With iOS 14, Apple is accepting the fact that the iPhone experience needed some kind of modernization. Apple’s answer to this is widgets and the App Library introduction in iOS 14 home screen. Two simple things on the surface but that will transform my use of the iPhone. Let’s see how I’m going to get myself ready for this change.
Cleaning up unused apps
First, you have to understand that I’m the type of guy who likes to have an organized home screen. With more than 330 hundred applications on my iPhone, folders are playing a big role to organize my home screen. I decided to reconsider every single app presence on my iPhone as I’m probably using only 10% of them. By removing unused apps, my folder usage will decrease. With iOS 14, I expect my home screen pages to move from “full of icons and folders” to a balanced use of widgets at the top and icons in the bottom part.
Only for iPhone
Second, this reconsideration of my home screen design only applies to the iPhone. The reason for this is simple: the iPad home screen experience didn’t receive much love with iPadOS 141. As you probably know by now, widgets on the iPad are limited to the left portion of the home screen in landscape view and are not shown in portrait view. Hence, the status quo for my iPad home screen organization rules.
Less cross-platforms apps
Third, many cross-platforms apps didn’t really make sense on my iPhone, and in that case, didn’t need to be installed. I’m thinking of apps like GarageBand, MindNotes and iMovie, just to name a few. For these apps, I decided to remove them from my iPhone and keep them only on my iPad.
Use of dynamic content
Fourth, I plan to carefully consider the use of dynamic content like Siri Suggestions widget and widget stacks. Example of people exclusively basing their home screen design on dynamic content can be found on Twitter, like Morten Just. I’ll decide after spending some time with iOS 14 to see if Siri Suggestions is better than in iOS 13 at suggesting applications.

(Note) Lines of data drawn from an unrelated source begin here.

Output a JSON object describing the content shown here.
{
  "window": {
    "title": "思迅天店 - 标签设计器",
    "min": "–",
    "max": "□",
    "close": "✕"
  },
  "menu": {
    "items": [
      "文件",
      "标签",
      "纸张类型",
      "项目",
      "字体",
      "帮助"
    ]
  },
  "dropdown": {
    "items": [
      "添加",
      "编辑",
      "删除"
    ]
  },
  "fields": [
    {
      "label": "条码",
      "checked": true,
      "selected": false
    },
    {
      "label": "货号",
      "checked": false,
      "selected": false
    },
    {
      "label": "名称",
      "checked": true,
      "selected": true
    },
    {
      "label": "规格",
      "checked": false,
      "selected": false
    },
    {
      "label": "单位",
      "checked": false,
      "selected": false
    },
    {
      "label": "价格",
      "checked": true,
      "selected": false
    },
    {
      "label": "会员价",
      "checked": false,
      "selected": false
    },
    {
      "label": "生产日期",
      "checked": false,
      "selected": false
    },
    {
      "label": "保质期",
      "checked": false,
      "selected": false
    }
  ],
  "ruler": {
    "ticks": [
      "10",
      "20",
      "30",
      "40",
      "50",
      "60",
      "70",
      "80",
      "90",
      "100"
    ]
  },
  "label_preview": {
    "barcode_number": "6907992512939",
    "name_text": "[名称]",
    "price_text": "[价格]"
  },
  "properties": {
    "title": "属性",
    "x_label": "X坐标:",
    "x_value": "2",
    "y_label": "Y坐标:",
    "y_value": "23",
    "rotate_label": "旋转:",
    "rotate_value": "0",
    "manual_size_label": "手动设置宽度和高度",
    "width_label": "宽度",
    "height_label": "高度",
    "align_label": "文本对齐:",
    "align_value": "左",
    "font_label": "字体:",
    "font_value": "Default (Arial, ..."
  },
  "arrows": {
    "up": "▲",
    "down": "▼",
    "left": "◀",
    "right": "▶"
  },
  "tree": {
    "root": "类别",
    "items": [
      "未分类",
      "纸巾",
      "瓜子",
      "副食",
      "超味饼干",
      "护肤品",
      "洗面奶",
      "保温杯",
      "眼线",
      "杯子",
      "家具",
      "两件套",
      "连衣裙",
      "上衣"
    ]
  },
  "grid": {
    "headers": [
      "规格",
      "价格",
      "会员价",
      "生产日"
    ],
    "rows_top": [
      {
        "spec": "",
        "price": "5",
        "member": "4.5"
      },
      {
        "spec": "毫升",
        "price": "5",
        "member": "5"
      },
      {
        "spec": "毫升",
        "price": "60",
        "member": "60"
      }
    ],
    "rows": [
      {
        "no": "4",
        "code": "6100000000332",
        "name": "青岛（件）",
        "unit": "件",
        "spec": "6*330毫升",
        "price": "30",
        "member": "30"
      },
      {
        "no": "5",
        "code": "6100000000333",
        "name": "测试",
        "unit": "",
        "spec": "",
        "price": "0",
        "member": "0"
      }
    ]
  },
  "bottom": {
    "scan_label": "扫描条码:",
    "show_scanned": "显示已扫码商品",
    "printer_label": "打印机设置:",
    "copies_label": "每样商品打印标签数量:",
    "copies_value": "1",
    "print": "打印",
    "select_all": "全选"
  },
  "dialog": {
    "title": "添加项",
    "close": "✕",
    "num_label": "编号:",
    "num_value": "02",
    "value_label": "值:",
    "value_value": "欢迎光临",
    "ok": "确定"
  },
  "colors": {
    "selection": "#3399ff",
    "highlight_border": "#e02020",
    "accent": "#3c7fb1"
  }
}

New organization rules
Many people are moving away from the hyper-organized home screen in favour of relying on the new App Library. Here is an example from Ian Robinson on Twitter (@ianrobinson).
Personally, with the new iOS 14 iPhone experience, new rules for organizing my applications are needed. First, I’ll use theme-based home screen pages. Second, the first screen will be for critical apps and must-have widgets. Third, the first screen will need to strike a balance between applications and widgets usage. Fourth, my use of the pre-iOS 14 widgets page on the Siri search screen will probably evolve as I get a stable home screen pages organization. I think many updated widgets will be promoted to one of my home screen pages. Speaking of updated widgets, here is a short rundown of application updates I’ll be anxiously waiting to be updated to support the new widgets.

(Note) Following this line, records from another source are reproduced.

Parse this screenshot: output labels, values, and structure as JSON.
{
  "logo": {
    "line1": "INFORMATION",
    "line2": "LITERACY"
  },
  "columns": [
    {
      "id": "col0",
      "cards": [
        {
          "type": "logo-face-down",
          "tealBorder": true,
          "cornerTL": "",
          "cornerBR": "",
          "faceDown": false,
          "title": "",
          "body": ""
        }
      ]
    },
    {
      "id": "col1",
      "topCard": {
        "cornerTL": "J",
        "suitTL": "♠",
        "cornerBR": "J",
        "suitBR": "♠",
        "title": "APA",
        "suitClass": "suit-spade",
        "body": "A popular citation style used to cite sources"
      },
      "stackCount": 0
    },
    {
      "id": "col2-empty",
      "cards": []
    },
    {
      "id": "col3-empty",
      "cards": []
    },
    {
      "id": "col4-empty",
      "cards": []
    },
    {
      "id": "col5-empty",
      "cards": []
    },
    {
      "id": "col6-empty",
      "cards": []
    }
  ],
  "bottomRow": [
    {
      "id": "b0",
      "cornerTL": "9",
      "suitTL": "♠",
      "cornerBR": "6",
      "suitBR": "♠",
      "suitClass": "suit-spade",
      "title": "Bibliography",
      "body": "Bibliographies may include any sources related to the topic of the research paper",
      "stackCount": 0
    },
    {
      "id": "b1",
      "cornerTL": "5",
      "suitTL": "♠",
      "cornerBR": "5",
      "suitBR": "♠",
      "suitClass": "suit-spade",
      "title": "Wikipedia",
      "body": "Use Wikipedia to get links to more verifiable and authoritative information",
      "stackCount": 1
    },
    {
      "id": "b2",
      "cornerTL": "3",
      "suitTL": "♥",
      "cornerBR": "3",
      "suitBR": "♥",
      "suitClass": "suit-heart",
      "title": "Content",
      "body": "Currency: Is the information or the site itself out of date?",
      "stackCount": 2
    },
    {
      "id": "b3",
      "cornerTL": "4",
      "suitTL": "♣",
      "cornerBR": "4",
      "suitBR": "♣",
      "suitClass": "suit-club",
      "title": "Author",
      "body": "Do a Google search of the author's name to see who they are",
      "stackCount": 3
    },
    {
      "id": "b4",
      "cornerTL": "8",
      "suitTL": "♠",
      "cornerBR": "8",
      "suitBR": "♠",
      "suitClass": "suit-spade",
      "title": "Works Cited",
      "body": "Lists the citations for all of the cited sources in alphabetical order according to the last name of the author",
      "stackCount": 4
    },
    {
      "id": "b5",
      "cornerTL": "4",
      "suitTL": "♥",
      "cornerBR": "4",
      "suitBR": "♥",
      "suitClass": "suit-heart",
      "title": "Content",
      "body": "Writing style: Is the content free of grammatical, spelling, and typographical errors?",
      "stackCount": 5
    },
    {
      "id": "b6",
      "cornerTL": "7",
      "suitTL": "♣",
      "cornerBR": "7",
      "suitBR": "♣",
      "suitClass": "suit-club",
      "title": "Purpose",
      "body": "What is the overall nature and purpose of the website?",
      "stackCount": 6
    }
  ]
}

- Sky Guide
- Unifi Network
A theme-based approach
As for the home screen themes (page 2 and beyond), I will use these themes: blogging, photography, news, media and weather. With iOS 14, quickly moving from one page to another is easy, so I’m not afraid of having too many pages. Each of these home screen pages will be fitted with relevant widgets to the page theme. The unclassified applications will be removed and put away in the App Library. Finally, depending on the release of third-party widgets, I’ll probably use a few “widgets-only” home screens. The following diagram shows an example of my future home screen organization.
In summary, here are the steps I went through to get my iPhone ready for iOS 14:
- Removed unused apps once and for all. I deleted dozens of apps that I never or barely use.
- Considered leaving behind the folder-based organization in favour of a flat layout coupled with App Library.
- Reconsidered the use of widgets in the pre-iOS 14 world.
- After upgrading to iOS 14, review each app and decide if I want to simply remove it from the home screen and let it go to the App Library. Many apps that I want to keep but rarely use will go in the App Library this way.
My Home screen settings are shown in the following screenshot. Newly downloaded apps will first go to the home screen. I prefer to decide later if I want to keep it there or simply let it go to the App Library.
As The Verge puts it in their first look at iOS 14, Apple introduced a welcomed complexity to the iPhone experience. Complexity requires management. Is this a step back for the iPhone? I don’t think so. But, as exposed in this blog post, it requires careful thinking for an organization freak like me. I can’t wait for iOS 14 later this summer. Meanwhile, you can get a peek at my possible home screen designs. Oh, and don’t miss my WWDC 2020 week observations!
Disclaimer: even if this first beta of iOS 14 is rock solid, no production devices have been harmed while experimenting with widgets and the App Library. A second-hand iPhone 8 was used for testing purposes.
- Again, Apple is holding the iPad back. ↩